This will allow trailers to clear the crossing safely. However, the grading is a precautionary measure because the other proposal is to close West Ninth Street to trucks and tractor-trailers altogether. So, ideally, the crossing would only be used for cars.

“We think that if we do what we’re talking about doing here, we can reopen hopefully by mid-May of this year,” Moon said. “This project would have no work on the CSX property. They have even offered to provide funds to the city if we would close the crossing. So they’re certainly not in favor of us doing the work on their property.”

The next step for the council would be to pass a resolution to close the crossing to trucks and trailers at the next business meeting on April 8. Once the resolution is passed the Georgia Department of Transportation will approve the installation of signs on Third Avenue, Highway 29, Tenth Street, and State Route 18, stating that trailers are not allowed to cross on West Ninth. 

Moon also gave an update on the $6 million federal appropriation for the city’s water intake project. The water intake will be moved up the Chattahoochee River to avoid some of the mud and sediment that is currently deposited in the river by a tributary. 

The new intake will also have a larger water capacity in anticipation of a growing population in West Point, according to Steve Tramell, West Point’s mayor. The city does have to match some of the funds for the project.

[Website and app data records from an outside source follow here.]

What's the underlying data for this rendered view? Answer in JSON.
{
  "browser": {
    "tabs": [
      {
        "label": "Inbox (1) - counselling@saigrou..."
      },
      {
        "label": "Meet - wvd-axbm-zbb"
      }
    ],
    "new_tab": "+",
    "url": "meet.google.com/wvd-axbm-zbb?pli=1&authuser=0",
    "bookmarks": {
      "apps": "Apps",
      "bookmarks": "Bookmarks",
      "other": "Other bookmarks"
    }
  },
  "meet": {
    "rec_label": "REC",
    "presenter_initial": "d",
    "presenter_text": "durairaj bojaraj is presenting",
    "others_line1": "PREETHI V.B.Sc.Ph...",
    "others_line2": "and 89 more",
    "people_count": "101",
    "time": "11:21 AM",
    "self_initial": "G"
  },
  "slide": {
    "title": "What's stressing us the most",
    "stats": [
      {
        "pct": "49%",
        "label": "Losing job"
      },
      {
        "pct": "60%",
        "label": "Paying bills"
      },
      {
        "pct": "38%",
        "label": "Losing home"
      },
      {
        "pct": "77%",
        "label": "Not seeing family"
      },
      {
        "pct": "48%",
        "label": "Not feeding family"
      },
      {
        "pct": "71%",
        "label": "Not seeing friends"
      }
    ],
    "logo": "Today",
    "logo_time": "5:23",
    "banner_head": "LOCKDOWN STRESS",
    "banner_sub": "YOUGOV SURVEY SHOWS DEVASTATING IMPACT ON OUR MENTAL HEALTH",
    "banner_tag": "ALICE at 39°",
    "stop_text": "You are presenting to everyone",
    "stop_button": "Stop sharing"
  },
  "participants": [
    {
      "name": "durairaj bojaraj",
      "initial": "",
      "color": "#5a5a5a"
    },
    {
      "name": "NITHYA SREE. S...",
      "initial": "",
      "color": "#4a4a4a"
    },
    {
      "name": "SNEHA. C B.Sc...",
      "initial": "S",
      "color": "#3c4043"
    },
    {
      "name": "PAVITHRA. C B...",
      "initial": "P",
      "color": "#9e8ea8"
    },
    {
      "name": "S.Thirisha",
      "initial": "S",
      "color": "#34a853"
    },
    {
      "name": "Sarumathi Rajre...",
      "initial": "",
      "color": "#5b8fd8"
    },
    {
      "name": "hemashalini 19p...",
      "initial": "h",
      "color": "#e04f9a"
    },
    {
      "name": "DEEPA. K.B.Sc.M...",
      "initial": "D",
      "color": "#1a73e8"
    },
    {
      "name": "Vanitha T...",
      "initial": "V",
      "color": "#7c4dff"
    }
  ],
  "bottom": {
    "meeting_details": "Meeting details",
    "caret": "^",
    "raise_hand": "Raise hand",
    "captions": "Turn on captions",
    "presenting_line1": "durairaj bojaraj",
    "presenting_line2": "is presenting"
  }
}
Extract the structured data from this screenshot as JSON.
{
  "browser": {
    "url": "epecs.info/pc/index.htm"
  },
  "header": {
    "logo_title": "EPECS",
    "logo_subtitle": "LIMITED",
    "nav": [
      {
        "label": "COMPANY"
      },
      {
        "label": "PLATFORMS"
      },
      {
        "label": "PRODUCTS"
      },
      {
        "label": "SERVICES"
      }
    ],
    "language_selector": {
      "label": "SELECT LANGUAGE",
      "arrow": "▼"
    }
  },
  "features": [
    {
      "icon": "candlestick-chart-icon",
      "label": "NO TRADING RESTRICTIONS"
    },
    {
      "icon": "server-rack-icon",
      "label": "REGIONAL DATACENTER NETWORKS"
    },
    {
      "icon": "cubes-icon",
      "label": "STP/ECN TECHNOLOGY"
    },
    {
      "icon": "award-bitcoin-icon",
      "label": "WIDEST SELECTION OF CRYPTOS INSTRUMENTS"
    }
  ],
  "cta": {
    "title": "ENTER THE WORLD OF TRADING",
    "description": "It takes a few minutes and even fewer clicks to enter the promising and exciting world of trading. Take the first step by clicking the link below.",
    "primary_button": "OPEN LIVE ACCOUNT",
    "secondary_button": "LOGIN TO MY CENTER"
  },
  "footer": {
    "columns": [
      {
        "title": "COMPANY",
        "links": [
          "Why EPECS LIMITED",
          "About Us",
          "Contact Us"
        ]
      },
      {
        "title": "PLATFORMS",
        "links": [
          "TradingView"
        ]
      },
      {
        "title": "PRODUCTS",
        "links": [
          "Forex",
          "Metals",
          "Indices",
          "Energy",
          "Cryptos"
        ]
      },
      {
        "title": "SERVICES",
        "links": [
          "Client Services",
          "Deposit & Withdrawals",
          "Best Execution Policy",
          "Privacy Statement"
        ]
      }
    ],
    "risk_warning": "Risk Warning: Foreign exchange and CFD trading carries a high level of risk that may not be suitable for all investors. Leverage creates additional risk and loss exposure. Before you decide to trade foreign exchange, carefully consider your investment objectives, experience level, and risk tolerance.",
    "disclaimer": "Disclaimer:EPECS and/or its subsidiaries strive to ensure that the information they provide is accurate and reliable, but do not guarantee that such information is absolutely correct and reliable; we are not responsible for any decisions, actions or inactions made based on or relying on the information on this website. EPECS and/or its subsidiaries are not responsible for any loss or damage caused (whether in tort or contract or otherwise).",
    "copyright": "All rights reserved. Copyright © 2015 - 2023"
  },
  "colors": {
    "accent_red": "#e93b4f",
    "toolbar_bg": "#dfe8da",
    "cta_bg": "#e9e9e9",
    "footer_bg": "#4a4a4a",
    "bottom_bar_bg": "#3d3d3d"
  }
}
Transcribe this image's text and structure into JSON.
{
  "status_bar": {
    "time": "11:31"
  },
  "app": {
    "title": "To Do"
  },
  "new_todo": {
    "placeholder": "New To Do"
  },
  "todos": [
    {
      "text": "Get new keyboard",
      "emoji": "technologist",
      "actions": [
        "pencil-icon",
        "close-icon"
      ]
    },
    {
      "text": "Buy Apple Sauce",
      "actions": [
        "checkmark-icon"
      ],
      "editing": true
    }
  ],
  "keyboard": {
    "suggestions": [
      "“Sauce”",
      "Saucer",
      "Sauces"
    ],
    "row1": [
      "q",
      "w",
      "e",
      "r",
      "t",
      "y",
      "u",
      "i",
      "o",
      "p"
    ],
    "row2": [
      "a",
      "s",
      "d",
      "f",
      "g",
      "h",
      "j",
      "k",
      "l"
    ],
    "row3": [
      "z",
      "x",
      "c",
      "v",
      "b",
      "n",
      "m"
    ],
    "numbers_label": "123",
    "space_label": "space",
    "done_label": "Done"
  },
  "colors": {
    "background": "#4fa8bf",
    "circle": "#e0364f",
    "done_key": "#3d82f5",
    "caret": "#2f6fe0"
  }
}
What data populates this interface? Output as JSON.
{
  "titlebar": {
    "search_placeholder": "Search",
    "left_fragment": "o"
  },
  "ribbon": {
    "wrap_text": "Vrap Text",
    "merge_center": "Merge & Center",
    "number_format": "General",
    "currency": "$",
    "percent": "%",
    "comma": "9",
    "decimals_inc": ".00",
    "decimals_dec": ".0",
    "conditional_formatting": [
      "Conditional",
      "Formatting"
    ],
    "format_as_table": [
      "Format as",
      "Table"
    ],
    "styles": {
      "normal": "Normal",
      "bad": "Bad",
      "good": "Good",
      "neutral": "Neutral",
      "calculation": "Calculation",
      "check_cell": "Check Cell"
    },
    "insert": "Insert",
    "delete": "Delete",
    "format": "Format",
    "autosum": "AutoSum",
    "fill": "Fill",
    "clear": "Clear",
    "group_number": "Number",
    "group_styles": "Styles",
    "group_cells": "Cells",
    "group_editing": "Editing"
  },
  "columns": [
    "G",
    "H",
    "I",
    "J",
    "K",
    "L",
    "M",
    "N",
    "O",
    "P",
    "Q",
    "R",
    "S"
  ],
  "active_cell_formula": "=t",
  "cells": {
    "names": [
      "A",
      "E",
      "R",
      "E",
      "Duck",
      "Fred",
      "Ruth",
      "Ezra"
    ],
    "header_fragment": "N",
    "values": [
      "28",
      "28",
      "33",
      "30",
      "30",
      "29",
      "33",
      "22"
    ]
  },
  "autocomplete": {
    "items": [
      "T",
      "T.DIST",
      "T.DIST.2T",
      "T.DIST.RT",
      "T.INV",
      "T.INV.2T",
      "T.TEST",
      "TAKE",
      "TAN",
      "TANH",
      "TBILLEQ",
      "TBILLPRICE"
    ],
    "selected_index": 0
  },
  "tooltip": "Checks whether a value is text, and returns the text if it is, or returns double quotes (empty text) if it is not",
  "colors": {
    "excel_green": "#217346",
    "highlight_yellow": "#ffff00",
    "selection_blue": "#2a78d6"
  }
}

“We have a matching portion of that which is the $1.3 million that we set aside from the COVID funds that we received back a couple of years ago. So good planning on the council’s part to sit on that money until we were able to get this funding to do the project,” Moon said. 

Moon said there is yet to be a timeline for the project, but the Army Corps of Engineers, who will be doing the work, is drafting the agreement with the city now. 

He added that the new intake will be located on city land after receiving permission from the Trust for Public Land.